The head of the World Trade Organization Pascal Lamy, said on March 26 that "our economists are forecasting a world trade growth for 2010 of 9.5% with developing countries' trade growing 11% and industrialized countries' trade growing by 7.5%. This means that trade-wise, there is light at the end of the tunnel and it's certainly a good forecast, good news for the world economy.
World trade plunged 12% in 2009 due to a "sharp contraction in global demand" during the economic crisis.
Amid last year's slump, China overtook Germany to become the world's top exporter with $1.20 trillion worth of merchandise exported in 2009, according to WTO data.
Germany exported $1.12 trillion of merchandise, while the world's biggest importer, the United States, was in third place with $1.06 trillion worth of exports last year.
The WTO noted that the trade slump last year was particularly magnified by the "product composition of the fall in demand, by the presence of global supply chains, and by the fact that the decline in trade was synchronized across countries and regions."
Underlining the scale of the downturn, Patrick Low, chief economist at the WTO, said that the projected growth of 9.5% this year would need to be repeated in 2011 in order for the global economy to recover to peak trade levels reached in 2008 before the crisis struck. "If you need to do it in one year, you'll need 14%," he added.
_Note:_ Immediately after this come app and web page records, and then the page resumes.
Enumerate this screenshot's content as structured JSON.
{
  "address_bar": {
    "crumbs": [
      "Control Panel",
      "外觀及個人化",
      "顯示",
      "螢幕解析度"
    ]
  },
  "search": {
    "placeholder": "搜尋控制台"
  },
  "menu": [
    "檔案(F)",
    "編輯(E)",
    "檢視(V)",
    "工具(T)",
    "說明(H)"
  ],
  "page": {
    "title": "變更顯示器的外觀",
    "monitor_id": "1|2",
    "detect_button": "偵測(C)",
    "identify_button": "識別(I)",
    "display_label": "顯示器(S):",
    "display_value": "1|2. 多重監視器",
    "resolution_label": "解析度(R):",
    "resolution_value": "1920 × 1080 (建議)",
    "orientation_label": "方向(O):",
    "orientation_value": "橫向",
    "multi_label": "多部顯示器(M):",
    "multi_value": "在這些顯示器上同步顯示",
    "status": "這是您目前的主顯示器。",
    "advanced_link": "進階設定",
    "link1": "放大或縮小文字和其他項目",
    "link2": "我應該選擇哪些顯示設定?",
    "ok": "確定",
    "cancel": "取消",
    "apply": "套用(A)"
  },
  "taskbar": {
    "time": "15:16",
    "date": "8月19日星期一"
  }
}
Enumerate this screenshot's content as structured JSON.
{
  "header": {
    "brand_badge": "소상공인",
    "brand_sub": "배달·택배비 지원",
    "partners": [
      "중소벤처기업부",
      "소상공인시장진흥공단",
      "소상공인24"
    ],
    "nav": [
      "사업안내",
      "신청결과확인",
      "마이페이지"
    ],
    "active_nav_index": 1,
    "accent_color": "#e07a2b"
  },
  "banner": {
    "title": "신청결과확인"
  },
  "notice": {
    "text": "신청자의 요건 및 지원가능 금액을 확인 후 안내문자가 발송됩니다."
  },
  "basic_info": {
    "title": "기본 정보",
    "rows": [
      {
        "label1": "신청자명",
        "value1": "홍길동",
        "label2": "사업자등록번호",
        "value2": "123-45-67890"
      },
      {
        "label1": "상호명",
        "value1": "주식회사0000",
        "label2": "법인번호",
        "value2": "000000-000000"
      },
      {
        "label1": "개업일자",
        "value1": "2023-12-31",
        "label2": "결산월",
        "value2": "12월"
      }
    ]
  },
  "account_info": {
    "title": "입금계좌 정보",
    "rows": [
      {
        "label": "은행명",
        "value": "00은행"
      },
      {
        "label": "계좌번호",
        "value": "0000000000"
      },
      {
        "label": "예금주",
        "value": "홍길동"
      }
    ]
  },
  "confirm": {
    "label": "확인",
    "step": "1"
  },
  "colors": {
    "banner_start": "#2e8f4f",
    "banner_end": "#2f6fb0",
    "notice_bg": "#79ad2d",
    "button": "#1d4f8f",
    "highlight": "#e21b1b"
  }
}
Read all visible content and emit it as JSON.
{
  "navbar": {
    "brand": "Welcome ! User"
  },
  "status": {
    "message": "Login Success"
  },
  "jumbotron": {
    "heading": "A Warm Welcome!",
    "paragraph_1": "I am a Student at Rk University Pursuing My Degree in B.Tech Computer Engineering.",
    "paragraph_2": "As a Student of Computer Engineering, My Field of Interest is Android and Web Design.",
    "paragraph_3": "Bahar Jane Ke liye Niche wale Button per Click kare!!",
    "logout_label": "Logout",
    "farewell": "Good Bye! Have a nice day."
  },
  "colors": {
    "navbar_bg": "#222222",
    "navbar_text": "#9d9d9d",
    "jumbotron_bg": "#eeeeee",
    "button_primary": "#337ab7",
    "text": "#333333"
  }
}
The economist warned that the 2010 forecast could yet prove over-optimistic if currency and commodity prices were to show wild swings, or if the financial markets were to show other adverse developments. On the other hand, "if unemployment were to be reduced faster than is predicted then that would have a good effect on trade growth rates," added Low.
Copyright Agence France-Presse, 2010